Deschampe was elected to the tribal council in his early 20s and served 27 years as its chairman. He won praise for advocating for his constituents, helping to establish a reservation charter school and developing a strong relationship with the neighboring city of Grand Marais.

Before his death, Deschampe was organizing a Boys & Girls Club on the Grand Portage Reservation, something that Marie Spry, the interim band chairwoman, says she plans to finish on his behalf.

Spry said the band will hold a special election July 1 to choose a new chairperson.

The Grand Portage Reservation is in Cook County, near the tip of the state’s Arrowhead Region.

David Mullen

Duluth

Destination Medical Center … Up North?

It’s been six years since the Legislature approved a $585 million taxpayer funding package for what’s often called the largest economic development project in the state: the Destination Medical Center project at the Mayo Clinic in Rochester.

The 20-year project blends those taxpayer dollars with billions more in Mayo and private investment to grow the hospital’s campus, fuel new medical discoveries and rebuild Rochester’s core.

Has it worked?
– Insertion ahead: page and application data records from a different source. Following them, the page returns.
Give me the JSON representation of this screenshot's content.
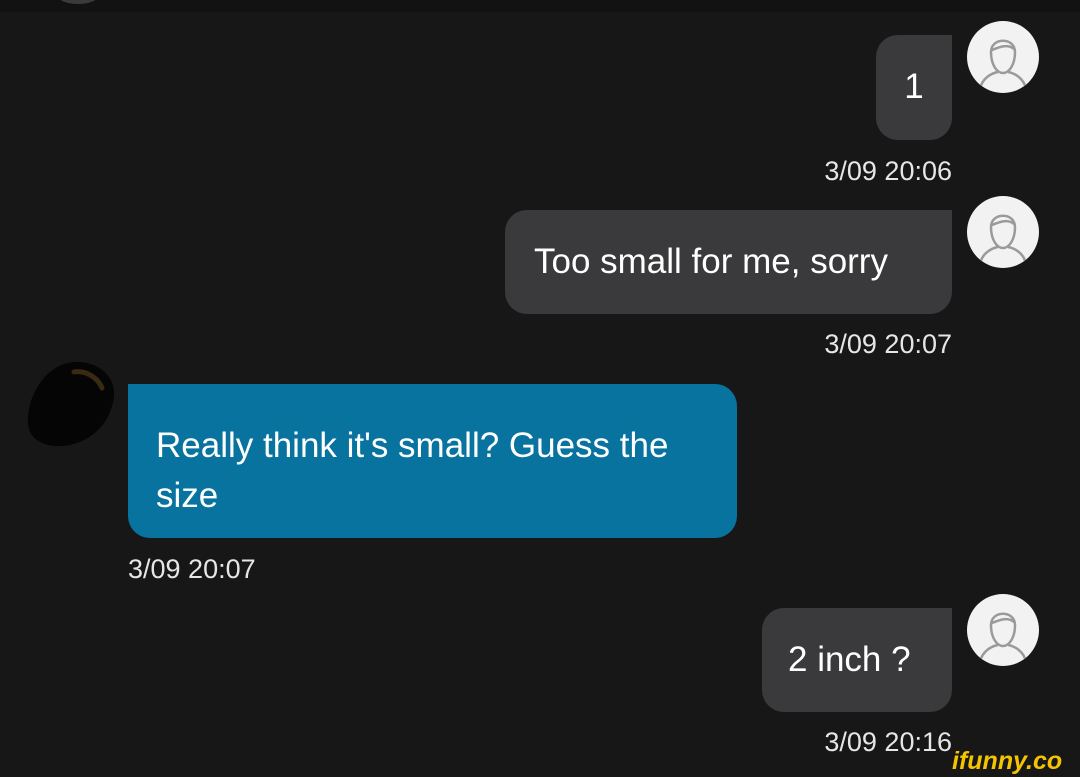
{
  "conversation": {
    "messages": [
      {
        "sender": "me",
        "text": "1",
        "timestamp": "3/09 20:06",
        "avatar_icon": "default-user-icon"
      },
      {
        "sender": "me",
        "text": "Too small for me, sorry",
        "timestamp": "3/09 20:07",
        "avatar_icon": "default-user-icon"
      },
      {
        "sender": "contact",
        "text": "Really think it's small? Guess the size",
        "timestamp": "3/09 20:07",
        "avatar_icon": "dark-photo-avatar"
      },
      {
        "sender": "me",
        "text": "2 inch ?",
        "timestamp": "3/09 20:16",
        "avatar_icon": "default-user-icon"
      }
    ]
  },
  "watermark": {
    "text": "ifunny.co",
    "color": "#f5c400"
  },
  "theme": {
    "background": "#171718",
    "outgoing_bubble": "#3a3a3c",
    "incoming_bubble": "#08739f",
    "text": "#ffffff",
    "timestamp": "#e6e6e6"
  }
}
Some folks in Duluth think so.

A bill introduced in the Legislature last week by state Sen. Erik Simonson, D-Duluth, would copy Mayo’s public-private model for development in Duluth. His bill calls for investing $164 million in state money and $20 million from the city of Duluth for the area surrounding the city’s hospitals. The money would help pay for infrastructure as Essentia Health and St. Luke’s hospitals invest hundreds of millions of dollars into their facilities.
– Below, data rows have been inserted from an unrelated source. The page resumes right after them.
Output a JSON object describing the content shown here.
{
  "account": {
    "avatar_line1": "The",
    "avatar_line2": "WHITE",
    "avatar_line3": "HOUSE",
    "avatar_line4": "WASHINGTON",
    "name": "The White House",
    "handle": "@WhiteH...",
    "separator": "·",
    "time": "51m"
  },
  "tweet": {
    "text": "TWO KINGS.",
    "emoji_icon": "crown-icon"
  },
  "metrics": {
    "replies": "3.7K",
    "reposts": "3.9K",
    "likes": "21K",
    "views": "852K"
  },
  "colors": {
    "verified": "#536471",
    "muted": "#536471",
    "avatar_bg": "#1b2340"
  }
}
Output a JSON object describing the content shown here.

The hope is that it would spark a building boom similar to what’s happening in downtown Rochester, where apartment buildings, hotels and even a beloved city theater are being built or renovated.

The payoff, Mayo and city officials say, will be thousands of new jobs at the clinic and swelling tax revenue for years to come.
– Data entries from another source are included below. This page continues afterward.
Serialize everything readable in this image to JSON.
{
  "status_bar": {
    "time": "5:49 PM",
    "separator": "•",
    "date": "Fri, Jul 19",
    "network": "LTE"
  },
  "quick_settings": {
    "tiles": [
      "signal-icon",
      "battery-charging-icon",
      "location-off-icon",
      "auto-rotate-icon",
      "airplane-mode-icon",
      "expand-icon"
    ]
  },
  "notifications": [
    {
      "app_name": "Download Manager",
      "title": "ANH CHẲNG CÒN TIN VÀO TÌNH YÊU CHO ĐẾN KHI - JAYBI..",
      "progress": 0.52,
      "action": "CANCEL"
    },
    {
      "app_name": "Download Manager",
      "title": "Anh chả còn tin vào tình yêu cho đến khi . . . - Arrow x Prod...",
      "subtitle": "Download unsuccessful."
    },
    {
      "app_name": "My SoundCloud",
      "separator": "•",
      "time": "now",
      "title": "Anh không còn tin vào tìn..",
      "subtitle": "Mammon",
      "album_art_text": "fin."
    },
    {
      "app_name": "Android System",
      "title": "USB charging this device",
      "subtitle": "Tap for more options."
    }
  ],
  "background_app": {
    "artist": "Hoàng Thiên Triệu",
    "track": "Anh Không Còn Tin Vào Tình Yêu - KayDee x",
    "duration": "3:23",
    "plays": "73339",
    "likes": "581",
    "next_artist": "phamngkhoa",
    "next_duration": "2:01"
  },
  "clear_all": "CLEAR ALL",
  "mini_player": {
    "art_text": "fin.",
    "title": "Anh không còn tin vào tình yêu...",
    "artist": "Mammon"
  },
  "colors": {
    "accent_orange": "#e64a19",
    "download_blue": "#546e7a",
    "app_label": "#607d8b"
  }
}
The DMC project required both the Mayo Clinic and the city to kick in their own investment before the public dollars would be available. Even then, the taxpayer money goes to infrastructure such as streets, sidewalks and sewer pipes — not to doctors’ offices. The state agreed to provide $400 million over 20 years, the city would provide $128 million and the county $40 million for transportation.

Simonson introduced the same bill last year, but it never got traction.

Matt Mckinney